Bring to a boil and simmer for 1-2 hours with lid on then leave in to cool. You may need to simmer a little longer to reduce the liquid and strengthen the dye colour depending on what colour you wish to achieve.
Use a pan large enough to allow the fabric some room if you want an even colour.
Keep checking to see how the dye colour is looking and when you are happy strain out the skins and place your material in the dye bath.
Place your pan back on the hob and simmer for 15 minutes before setting aside and allowing to cool.
We found it best to leave the cooled dye pan overnight for maximum colour.
As with all the plant dyes we experiment with we love to take a holistic approach and learn more about their benefits as healing herbs, tonics and food.
The root or "carrot" is edible as a food and in fact grated raw is used historically to dispel worms.
Its main association is with the urinary system, acting as a powerful diuretic helping to remove uric acid and water retention from the system. An infusion of the leaves is a useful treatment for cystitis.
Young first year leaves can be chopped and added to a salad to support liver and kidney.
Enjoy experimenting with this seasonal dye plant.
x Prim and Ness
The Lost Language of Flowers
More than 7000 languages are spoken in the world today but one you may not have heard of is the ancient language of flowers. It is known as Floriography, a means of cryptological communication through the choice and arrangement of flowers.
Meaning has been attributed to flowers for thousands of year-end practised in traditional cultures across the world. As great lovers of flowers and plants, utilising them in our natural dyes we love this ancient wisdom and wish to revive this knowledge.

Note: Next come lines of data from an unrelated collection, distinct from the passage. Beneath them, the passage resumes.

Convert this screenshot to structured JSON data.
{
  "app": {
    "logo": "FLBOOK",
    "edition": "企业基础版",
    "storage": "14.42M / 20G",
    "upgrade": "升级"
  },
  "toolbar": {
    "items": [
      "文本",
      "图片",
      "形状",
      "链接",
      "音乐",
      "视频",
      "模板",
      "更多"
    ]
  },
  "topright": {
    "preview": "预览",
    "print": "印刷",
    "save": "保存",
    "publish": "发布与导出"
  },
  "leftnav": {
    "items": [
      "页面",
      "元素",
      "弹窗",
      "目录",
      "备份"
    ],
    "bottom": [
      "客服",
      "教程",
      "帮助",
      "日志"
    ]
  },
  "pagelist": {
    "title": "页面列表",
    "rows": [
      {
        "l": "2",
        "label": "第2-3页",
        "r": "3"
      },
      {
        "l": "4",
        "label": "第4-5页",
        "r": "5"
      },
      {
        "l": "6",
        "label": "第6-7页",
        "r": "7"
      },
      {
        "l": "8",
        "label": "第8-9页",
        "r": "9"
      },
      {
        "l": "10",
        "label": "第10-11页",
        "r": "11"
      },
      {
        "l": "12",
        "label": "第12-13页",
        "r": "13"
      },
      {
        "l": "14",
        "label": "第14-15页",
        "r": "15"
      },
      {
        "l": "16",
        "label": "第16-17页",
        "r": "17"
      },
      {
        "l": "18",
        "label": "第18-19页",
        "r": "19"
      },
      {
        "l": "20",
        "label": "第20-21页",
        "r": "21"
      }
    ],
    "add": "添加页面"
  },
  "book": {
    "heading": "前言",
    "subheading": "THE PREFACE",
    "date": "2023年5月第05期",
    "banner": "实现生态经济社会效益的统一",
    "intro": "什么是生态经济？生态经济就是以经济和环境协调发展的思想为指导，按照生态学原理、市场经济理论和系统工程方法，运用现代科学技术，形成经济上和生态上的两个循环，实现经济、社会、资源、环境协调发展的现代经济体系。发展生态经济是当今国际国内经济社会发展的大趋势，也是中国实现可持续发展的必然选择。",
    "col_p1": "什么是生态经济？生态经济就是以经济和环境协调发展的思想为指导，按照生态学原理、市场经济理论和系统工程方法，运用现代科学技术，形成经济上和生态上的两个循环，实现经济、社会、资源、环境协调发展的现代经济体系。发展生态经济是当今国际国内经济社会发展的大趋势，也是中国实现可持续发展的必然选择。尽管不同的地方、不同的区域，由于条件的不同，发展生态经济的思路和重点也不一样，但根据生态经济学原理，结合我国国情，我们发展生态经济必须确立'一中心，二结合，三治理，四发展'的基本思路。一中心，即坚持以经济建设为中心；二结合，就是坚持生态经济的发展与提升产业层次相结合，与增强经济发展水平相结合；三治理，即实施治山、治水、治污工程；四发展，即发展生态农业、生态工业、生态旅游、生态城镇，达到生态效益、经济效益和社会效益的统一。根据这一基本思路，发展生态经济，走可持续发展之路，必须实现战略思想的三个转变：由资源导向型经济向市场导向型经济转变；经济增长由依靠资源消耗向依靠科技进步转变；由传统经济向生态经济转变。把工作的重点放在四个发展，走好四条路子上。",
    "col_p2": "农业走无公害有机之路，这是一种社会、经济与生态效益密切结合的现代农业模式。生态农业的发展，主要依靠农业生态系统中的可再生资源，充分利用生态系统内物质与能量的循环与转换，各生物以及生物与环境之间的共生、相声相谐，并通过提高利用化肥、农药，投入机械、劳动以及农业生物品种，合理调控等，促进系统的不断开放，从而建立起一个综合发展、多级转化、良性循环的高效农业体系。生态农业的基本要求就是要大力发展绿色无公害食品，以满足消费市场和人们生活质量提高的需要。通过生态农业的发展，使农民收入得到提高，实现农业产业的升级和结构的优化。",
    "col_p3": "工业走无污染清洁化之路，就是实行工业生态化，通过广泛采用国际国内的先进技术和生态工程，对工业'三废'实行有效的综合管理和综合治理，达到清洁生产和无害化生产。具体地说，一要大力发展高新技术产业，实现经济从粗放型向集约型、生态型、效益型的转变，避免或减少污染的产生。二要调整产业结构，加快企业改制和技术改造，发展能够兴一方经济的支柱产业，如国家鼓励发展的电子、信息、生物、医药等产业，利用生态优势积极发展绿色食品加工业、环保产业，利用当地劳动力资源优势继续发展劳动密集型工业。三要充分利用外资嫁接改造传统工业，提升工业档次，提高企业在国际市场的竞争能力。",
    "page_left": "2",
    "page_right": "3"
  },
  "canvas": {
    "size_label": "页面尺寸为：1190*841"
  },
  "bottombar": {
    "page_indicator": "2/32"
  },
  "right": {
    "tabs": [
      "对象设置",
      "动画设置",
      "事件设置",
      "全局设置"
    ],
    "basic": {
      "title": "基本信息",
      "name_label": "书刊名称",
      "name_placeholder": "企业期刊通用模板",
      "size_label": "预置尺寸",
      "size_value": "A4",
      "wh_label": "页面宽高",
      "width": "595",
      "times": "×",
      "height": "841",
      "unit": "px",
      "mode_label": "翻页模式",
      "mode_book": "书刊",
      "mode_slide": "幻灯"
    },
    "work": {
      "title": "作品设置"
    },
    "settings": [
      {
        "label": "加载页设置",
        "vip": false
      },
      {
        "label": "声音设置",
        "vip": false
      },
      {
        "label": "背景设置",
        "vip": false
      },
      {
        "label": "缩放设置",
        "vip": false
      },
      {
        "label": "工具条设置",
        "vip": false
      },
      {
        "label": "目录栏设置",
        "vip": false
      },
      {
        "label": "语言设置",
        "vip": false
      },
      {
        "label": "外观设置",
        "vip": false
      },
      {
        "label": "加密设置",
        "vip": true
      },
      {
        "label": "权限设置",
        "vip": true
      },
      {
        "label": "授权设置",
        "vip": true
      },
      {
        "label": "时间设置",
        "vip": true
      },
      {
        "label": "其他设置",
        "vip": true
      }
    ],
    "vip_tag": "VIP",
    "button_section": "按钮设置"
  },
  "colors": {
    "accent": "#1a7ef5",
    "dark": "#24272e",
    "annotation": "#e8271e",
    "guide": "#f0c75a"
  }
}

During the Victorian era this practise became very popular with the first floriography dictionary published in 1819, by Madame Charlotte de la Tour. At a time when expressing ones true feelings wasn't easy or was feared it opened a door.
We have put together a list of the flowers you can use as a starting point for sending your own messages and speaking from your heart.
Roses – Nothing says I love you better than a red rose. Associated with the goddess of love, they symbolise love, passion, romance and desire.
Lavender – Don’t trust someone? Give them lavender. It is a symbol of distrust due to the fact that venomous snakes often make their homes in lavender fields. The origins of the word come from the latin “lavare” which means to wash. It was often added to baths for fragrance.
Daisies are associated with childhood which in turn is symbolic of innocence and purity. In an old Celtic legend God would plant daisies to comfort and uplift parents who had lost children.
Iris – Do you have sone good news to share. Iris is your flower. The word comes from the greek for "rainbow". Rainbows are a link between heaven an earth which the greek goddess Iris uses to travel back and forth bringing messages of hope and good news.
Chrysanthemum – In China this flower is symbolic of good luck and a long life.
Pansy – an edible flower whose name comes from the French verb “to think- pensée” is the perfect flower to give to someone when you want to remind them that you are thinking of them and are generally associated with platonic love.
Rosemary - the plant associated with memory is symbolic of remembrance so a good one to use on anniversaries.
Say it with flowers...